As such, the Australian guidelines recommend focusing survey effort where there is the highest chance of finding a species of concern for the project. This sounded very logical – until we started testing the underlying assumptions.
We used a very accurate survey method – detection dogs – to locate koala droppings, and therefore identify koala habitat, in the entire footprint of proposed projects across Queensland. We did not target our efforts in areas we expected to be successful – therefore leaving out the bias of other surveys.
We found koalas did not always behave as one would expect. Targeting effort to certain areas, the “likely” koala habitat, to try increase efficiency risked missing koala hotspots.
In particular, the landscape koalas use is intensely modified by human activity. Koalas, like us, love living on the coast and in rich alluvial plains. That means we unexpectedly found them right in the middle of urban areas, along roads that – because they have the final remaining trees in dense agricultural landscapes – are now (counterintuitively) acting as corridors.
Koalas can learn to live the city life if we give them the trees and safe spaces they need
Assumptions about where koalas live can massively underestimate the impact of new infrastructure. In one case study, the habitat defined by recommended survey methods was about 50 times smaller than the size of the habitat actually affected.
If surveys miss or underestimate koala habitat while attempting to measure development impact, then we cannot expect to adequately avoid, mitigate or compensate the damage. If the first step fails, the rest of the process is fatally compromised. And this is bad news for koalas, among many other threatened species.
What is needed is a paradigm shift. In a world where humans have affected every ecosystem on Earth, we cannot focus on protecting only pristine, high-quality areas for our threatened species. We can no longer afford to rely on assumptions.
This might seem like a big, and therefore expensive, ask. Yet ecosystems are a common resource owned by all of us, and those who seek to exploit these commons should bear the cost of demonstrating they understand (and therefore can mitigate) their impact.
The alternative is to risk society having to shoulder the environmental debt, as we have seen with abandoned mines.
What should we do with Australia’s 50,000 abandoned mines?
The burden of proof should squarely reside with the proponent of a project to study thoroughly the project impact.
This is where the issue lies – proponents of projects are under time and budget constraints that push them to look for efficiencies. In this tug of war, the main losers tend to be the threatened species. We argue that this cannot continue, because for many threatened species, there is no longer much room for mistakes.
The environmental regulations that define survey requirements need to prioritise accuracy over efficiency.

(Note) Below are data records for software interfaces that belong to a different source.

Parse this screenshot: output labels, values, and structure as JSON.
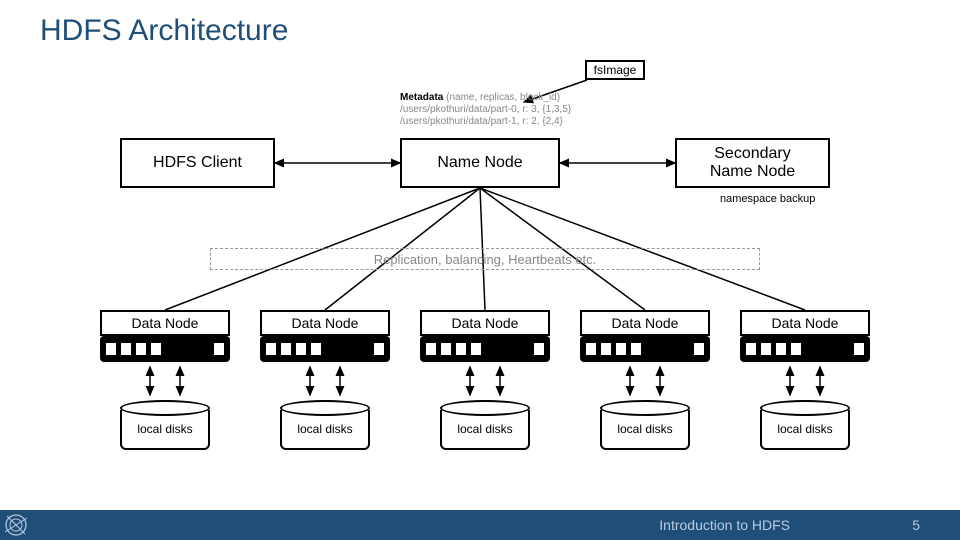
{
  "slide": {
    "title": "HDFS Architecture",
    "footer_title": "Introduction to HDFS",
    "page_number": "5"
  },
  "diagram": {
    "fsimage": "fsImage",
    "hdfs_client": "HDFS Client",
    "name_node": "Name Node",
    "secondary_name_node": "Secondary\nName Node",
    "namespace_backup": "namespace backup",
    "metadata_header": "Metadata",
    "metadata_detail": "(name, replicas, block_id)",
    "metadata_line1": "/users/pkothuri/data/part-0, r: 3, {1,3,5}",
    "metadata_line2": "/users/pkothuri/data/part-1, r: 2, {2,4}",
    "replication": "Replication, balancing, Heartbeats etc.",
    "data_node": "Data Node",
    "local_disks": "local disks"
  }
}
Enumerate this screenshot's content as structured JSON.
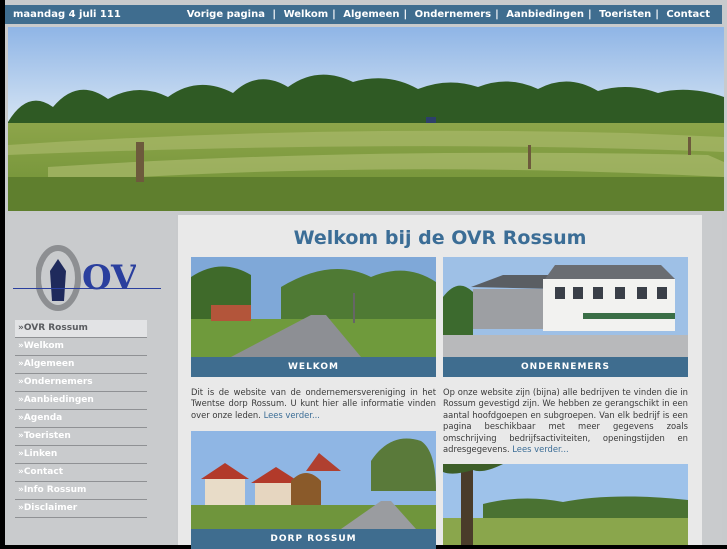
{
  "header": {
    "date": "maandag 4 juli 111",
    "nav": [
      "Vorige pagina",
      "Welkom",
      "Algemeen",
      "Ondernemers",
      "Aanbiedingen",
      "Toeristen",
      "Contact"
    ]
  },
  "logo": {
    "text": "OVR"
  },
  "sidebar": {
    "items": [
      "»OVR Rossum",
      "»Welkom",
      "»Algemeen",
      "»Ondernemers",
      "»Aanbiedingen",
      "»Agenda",
      "»Toeristen",
      "»Linken",
      "»Contact",
      "»Info Rossum",
      "»Disclaimer"
    ]
  },
  "main": {
    "title": "Welkom bij de OVR Rossum",
    "cards": [
      {
        "caption": "WELKOM",
        "text": "Dit is de website van de ondernemersvereniging in het Twentse dorp Rossum. U kunt hier alle informatie vinden over onze leden.",
        "link": "Lees verder..."
      },
      {
        "caption": "ONDERNEMERS",
        "text": "Op onze website zijn (bijna) alle bedrijven te vinden die in Rossum gevestigd zijn. We hebben ze gerangschikt in een aantal hoofdgoepen en subgroepen. Van elk bedrijf is een pagina beschikbaar met meer gegevens zoals omschrijving bedrijfsactiviteiten, openingstijden en adresgegevens.",
        "link": "Lees verder..."
      },
      {
        "caption": "DORP ROSSUM"
      }
    ]
  },
  "colors": {
    "accent": "#3f6d8f",
    "title": "#3b6d96"
  }
}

A review of Australian’s primary environmental law, the Environment Protection and Biodiversity Conservation Act is due to begin by October this year. We call on the government to use this opportunity to ensure threatened species are truly protected during development.
The authors would like to gratefully acknowledge the contribution of Dr David Dique and Russell L. Miller to this research and the two original papers this piece is based upon (feature paper and response).

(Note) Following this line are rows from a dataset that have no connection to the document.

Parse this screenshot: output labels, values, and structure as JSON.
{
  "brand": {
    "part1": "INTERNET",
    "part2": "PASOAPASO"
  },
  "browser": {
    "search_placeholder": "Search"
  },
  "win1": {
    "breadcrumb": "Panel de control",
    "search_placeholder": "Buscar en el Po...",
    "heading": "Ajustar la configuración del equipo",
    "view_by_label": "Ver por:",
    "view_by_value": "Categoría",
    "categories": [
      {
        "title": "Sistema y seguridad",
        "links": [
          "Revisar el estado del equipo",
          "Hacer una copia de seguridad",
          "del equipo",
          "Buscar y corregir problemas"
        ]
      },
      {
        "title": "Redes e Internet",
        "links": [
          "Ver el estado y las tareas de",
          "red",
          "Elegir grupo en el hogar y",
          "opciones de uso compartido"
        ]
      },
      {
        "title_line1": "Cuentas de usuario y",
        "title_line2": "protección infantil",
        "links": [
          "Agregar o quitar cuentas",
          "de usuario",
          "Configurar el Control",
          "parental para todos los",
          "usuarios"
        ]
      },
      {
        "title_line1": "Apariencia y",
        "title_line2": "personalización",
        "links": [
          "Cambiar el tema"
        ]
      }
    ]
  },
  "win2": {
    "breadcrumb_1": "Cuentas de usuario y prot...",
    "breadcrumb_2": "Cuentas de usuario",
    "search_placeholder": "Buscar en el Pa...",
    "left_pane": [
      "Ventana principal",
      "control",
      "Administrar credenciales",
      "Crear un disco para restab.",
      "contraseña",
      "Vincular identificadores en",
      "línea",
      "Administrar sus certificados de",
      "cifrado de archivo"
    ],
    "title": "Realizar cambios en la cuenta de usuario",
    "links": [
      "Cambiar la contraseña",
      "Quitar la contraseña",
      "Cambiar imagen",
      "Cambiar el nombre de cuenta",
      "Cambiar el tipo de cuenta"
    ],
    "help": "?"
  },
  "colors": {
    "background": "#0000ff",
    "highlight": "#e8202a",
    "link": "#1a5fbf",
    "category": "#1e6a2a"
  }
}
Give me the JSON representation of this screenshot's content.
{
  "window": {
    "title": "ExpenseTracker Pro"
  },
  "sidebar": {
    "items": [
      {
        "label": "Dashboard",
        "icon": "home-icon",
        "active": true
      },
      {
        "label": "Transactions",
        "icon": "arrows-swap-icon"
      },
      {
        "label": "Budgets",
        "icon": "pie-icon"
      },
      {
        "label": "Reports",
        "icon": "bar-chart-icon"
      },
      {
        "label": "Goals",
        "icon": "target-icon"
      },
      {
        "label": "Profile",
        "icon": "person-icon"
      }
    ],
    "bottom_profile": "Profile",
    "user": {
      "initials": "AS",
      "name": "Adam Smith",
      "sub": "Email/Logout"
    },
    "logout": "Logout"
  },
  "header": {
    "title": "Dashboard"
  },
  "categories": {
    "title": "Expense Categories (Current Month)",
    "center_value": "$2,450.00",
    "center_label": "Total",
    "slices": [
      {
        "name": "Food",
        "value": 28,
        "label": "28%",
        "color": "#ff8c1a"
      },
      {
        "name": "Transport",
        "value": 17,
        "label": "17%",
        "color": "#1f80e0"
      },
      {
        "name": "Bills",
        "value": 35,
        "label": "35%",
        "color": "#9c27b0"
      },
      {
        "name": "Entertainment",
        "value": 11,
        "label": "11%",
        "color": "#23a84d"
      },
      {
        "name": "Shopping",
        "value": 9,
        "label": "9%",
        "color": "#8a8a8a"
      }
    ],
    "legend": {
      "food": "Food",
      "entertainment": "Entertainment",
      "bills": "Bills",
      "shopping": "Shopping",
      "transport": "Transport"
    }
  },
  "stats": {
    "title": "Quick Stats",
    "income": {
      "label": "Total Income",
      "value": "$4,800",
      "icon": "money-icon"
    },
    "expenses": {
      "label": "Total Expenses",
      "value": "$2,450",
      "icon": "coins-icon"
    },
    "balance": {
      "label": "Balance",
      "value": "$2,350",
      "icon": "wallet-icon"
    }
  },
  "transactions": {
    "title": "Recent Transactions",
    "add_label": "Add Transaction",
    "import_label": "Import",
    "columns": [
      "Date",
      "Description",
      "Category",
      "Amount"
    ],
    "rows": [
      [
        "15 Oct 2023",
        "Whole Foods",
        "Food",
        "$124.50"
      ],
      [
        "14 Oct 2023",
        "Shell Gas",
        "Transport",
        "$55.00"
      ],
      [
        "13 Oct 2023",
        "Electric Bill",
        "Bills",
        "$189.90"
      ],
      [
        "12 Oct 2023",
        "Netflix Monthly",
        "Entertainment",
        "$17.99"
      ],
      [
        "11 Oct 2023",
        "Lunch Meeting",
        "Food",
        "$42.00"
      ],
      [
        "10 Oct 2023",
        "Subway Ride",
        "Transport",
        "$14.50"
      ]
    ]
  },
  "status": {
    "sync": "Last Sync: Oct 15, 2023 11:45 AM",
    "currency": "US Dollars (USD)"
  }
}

Romane H. Cristescu, Posdoc in Ecology, University of the Sunshine Coast; Anthony Schultz, PhD Candidate, University of the Sunshine Coast; Celine Frere, Senior lecturer, University of the Sunshine Coast; David Schoeman, Professor of Global-Change Ecology, University of the Sunshine Coast, and Kylie Scales, Senior lecturer, University of the Sunshine Coast
This article is republished from The Conversation under a Creative Commons license. Read the original article.